[Co-published with Geek Vibes Nation.]
Having spent a significant amount of time in hospitals in the last two years, I can attest to the challenges of the American healthcare system. One of its greatest is its bureaucracy, where positive medical outcomes often go to die. I’m blessed enough for the complexities to be an irritant, making long-term healthcare frustrating but manageable. (Unfortunately, millions suffer worse than I do. Our society’s inability to ease that suffering is arguably our greatest collective failing.)
In the context of The Good Nurse, my experiences with hospital bureaucracy are a cakewalk. The film, based on the true-crime book of the same name by Charles Graeber, exposes the system’s more sinister shades. The Good Nurse follows the investigation into Charles Cullen (Eddie Redmayne), a male nurse rumored to be bouncing between hospitals and covertly murdering patients. His latest assignment is at Parkfield Hospital, working the ICU night shift with Amy Loughren (Jessica Chastain), a single mother with a heart condition that threatens to bankrupt and kill her. Overworked and overwhelmed, Amy accepts Charlie’s support and friendship, not realizing that a murderer is in her midst, befriending her two daughters and sharing her egg salad.

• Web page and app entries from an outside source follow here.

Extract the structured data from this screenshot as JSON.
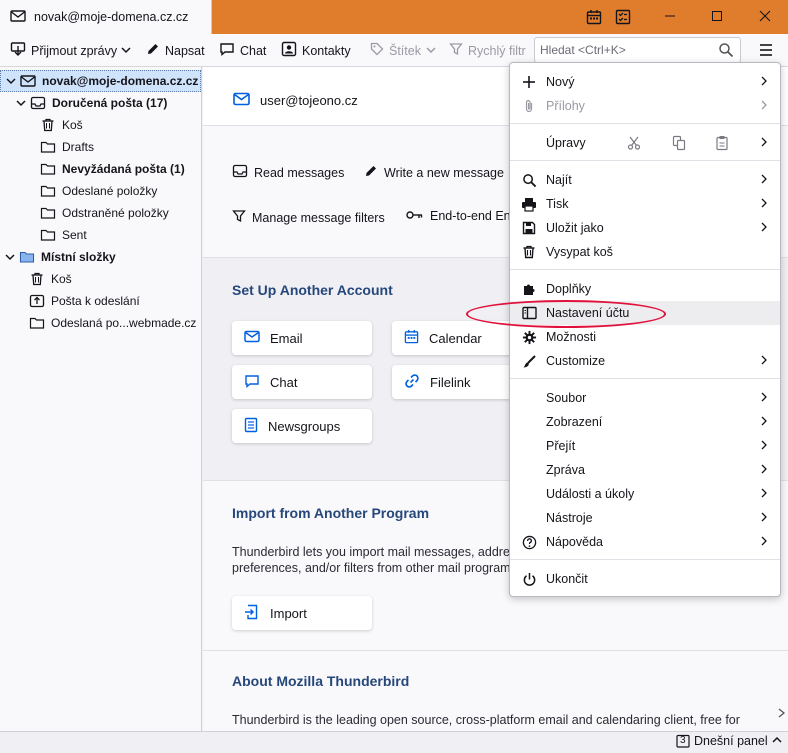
{
  "tab": {
    "title": "novak@moje-domena.cz.cz"
  },
  "toolbar": {
    "get_messages": "Přijmout zprávy",
    "write": "Napsat",
    "chat": "Chat",
    "contacts": "Kontakty",
    "tag": "Štítek",
    "quick_filter": "Rychlý filtr",
    "search_placeholder": "Hledat <Ctrl+K>"
  },
  "folders": [
    {
      "label": "novak@moje-domena.cz.cz",
      "icon": "mail-account-icon",
      "bold": true,
      "selected": true,
      "twisty": "down"
    },
    {
      "label": "Doručená pošta (17)",
      "icon": "inbox-icon",
      "bold": true,
      "twisty": "down"
    },
    {
      "label": "Koš",
      "icon": "trash-icon"
    },
    {
      "label": "Drafts",
      "icon": "folder-icon"
    },
    {
      "label": "Nevyžádaná pošta (1)",
      "icon": "folder-icon",
      "bold": true
    },
    {
      "label": "Odeslané položky",
      "icon": "folder-icon"
    },
    {
      "label": "Odstraněné položky",
      "icon": "folder-icon"
    },
    {
      "label": "Sent",
      "icon": "folder-icon"
    },
    {
      "label": "Místní složky",
      "icon": "local-folders-icon",
      "bold": true,
      "twisty": "down"
    },
    {
      "label": "Koš",
      "icon": "trash-icon"
    },
    {
      "label": "Pošta k odeslání",
      "icon": "outbox-icon"
    },
    {
      "label": "Odeslaná po...webmade.cz",
      "icon": "folder-icon"
    }
  ],
  "account": {
    "email": "user@tojeono.cz"
  },
  "actions": {
    "read": "Read messages",
    "write": "Write a new message",
    "filters": "Manage message filters",
    "e2e": "End-to-end Enc"
  },
  "setup": {
    "heading": "Set Up Another Account",
    "email": "Email",
    "calendar": "Calendar",
    "chat": "Chat",
    "filelink": "Filelink",
    "newsgroups": "Newsgroups"
  },
  "import": {
    "heading": "Import from Another Program",
    "line1": "Thunderbird lets you import mail messages, address",
    "line2": "preferences, and/or filters from other mail programs",
    "button": "Import"
  },
  "about": {
    "heading": "About Mozilla Thunderbird",
    "line1": "Thunderbird is the leading open source, cross-platform email and calendaring client, free for"
  },
  "statusbar": {
    "today_pane": "Dnešní panel",
    "today_day": "3"
  },
  "menu": {
    "new": "Nový",
    "attachments": "Přílohy",
    "edit": "Úpravy",
    "find": "Najít",
    "print": "Tisk",
    "save_as": "Uložit jako",
    "empty_trash": "Vysypat koš",
    "addons": "Doplňky",
    "account_settings": "Nastavení účtu",
    "options": "Možnosti",
    "customize": "Customize",
    "file": "Soubor",
    "view": "Zobrazení",
    "go": "Přejít",
    "message": "Zpráva",
    "events": "Události a úkoly",
    "tools": "Nástroje",
    "help": "Nápověda",
    "quit": "Ukončit"
  },
  "colors": {
    "titlebar": "#e07d2d",
    "accent": "#0060df",
    "heading": "#26477a",
    "highlight": "#e0113a"
  }
}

The Good Nurse is partly about how Charlie took advantage of Amy’s friendship to commit his crimes. Director Tobias Lindholm is equally interested in how his heinous behavior could continue unchecked for years across multiple hospitals. He answers that question through Danny Baldwin (Nnamdi Asomugha) and Tim Braun (Noah Emmerich), two detectives assigned to the death of one of Charlie and Amy’s patients seven weeks later. What they find are countless obstacles erected by administrators and litigators who are seemingly terrified to accept their guilt. Rather than stop a sociopath, the hospitals push him out and seal his files, allowing him to continue unchallenged. It is appalling, and Lindholm smartly doesn’t lose sight of where the responsibility lies.

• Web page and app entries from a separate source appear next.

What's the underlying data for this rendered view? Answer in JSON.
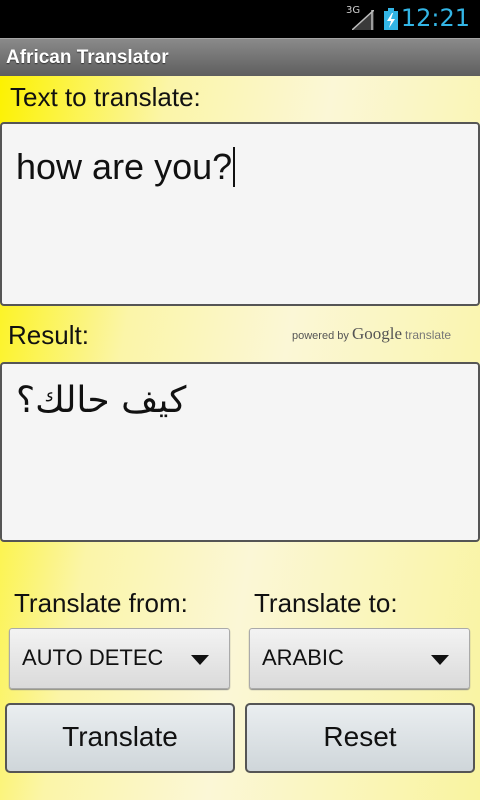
{
  "status_bar": {
    "network": "3G",
    "time": "12:21",
    "colors": {
      "clock": "#33b5e5",
      "battery": "#33b5e5"
    }
  },
  "app": {
    "title": "African Translator"
  },
  "input": {
    "label": "Text to translate:",
    "value": "how are you?"
  },
  "result": {
    "label": "Result:",
    "value": "كيف حالك؟",
    "powered_by": "powered by",
    "brand": "Google",
    "brand_suffix": "translate"
  },
  "from": {
    "label": "Translate from:",
    "selected": "AUTO DETECT"
  },
  "to": {
    "label": "Translate to:",
    "selected": "ARABIC"
  },
  "buttons": {
    "translate": "Translate",
    "reset": "Reset"
  }
}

The approach is daring and admirable. It would’ve been easy to lay all the blame at Charlie’s feet without interrogating the systemic failures that aided and abetted him. Ironically, The Good Nurse mirrors the frustrating inertia of the hospitals it depicts. The film lacks urgency, feeling almost tepid about its murders. A foreboding sense that something is wrong doesn’t permeate the hospital. (A pale blue color palette captures the late-night hospital experience well.) Charlie occasionally drops an unsettling hint, but Amy, and the film, let it fly. On the investigative side, it lacks the immediacy and tension of even a broadcast television procedural. (It’s easy to wonder how Law & Order might’ve approached this disturbing case.)
The film does attempt momentum by way of Amy’s heart health. She must work for four more months at the hospital to qualify for health insurance. (It is another failure of the healthcare labor system.) That means not ruffling feathers or calling out sick, even though her doctor advises her to take medical leave. It’s a compelling dilemma that the film doesn’t quite know how to manage. Charlie doesn’t use it to his advantage; to the contrary, he’s downright supportive. When Charlie’s crimes come to light, Amy doesn’t stop to think about how she might be risking her life to expose him. The film could’ve played in some morally murky water. Instead, it ultimately boils their dynamic down to “good versus evil, but maybe there is some good in there somewhere.” It feels weightless, again, given the crimes at the core.
Much of The Good Nurse’s emotional heft comes from its two performers, Jessica Chastain and Eddie Redmayne. Chastain wears Amy’s exhaustion well, conveying a deep-seated weakness in her eyes and physical movements. She makes it easy to understand why Amy would be susceptible to Charlie’s overtures of friendship and support. When his crimes become undeniable, Chastain steels herself enough to process his betrayal while still offering him tenderness and kindness. Redmayne operates on a similarly minor key, carefully modulating between awkwardness, malice, and Charlie’s yearning for companionship. Only in the film’s final stretch does that tightly-coiled energy burst forth in a deeply unsettling yet satisfying display.
Chastain and Redmayne are an affecting pair, which raises the question of whether The Good Nurse would’ve hit harder focusing solely on them. Narrowing the scope and digging deeper into their relationship might’ve given the film a helpful narrative charge. But what about the trade-off? Does the film work without its stinging indictment of the American healthcare system? Morally, I’d like to say no. More people should know the craven, self-interested behavior that allowed a serial killer to harm patients without consequence. However, for the sake of a more engaging film, the sacrifice might’ve been worth it.
The system’s cycle continues.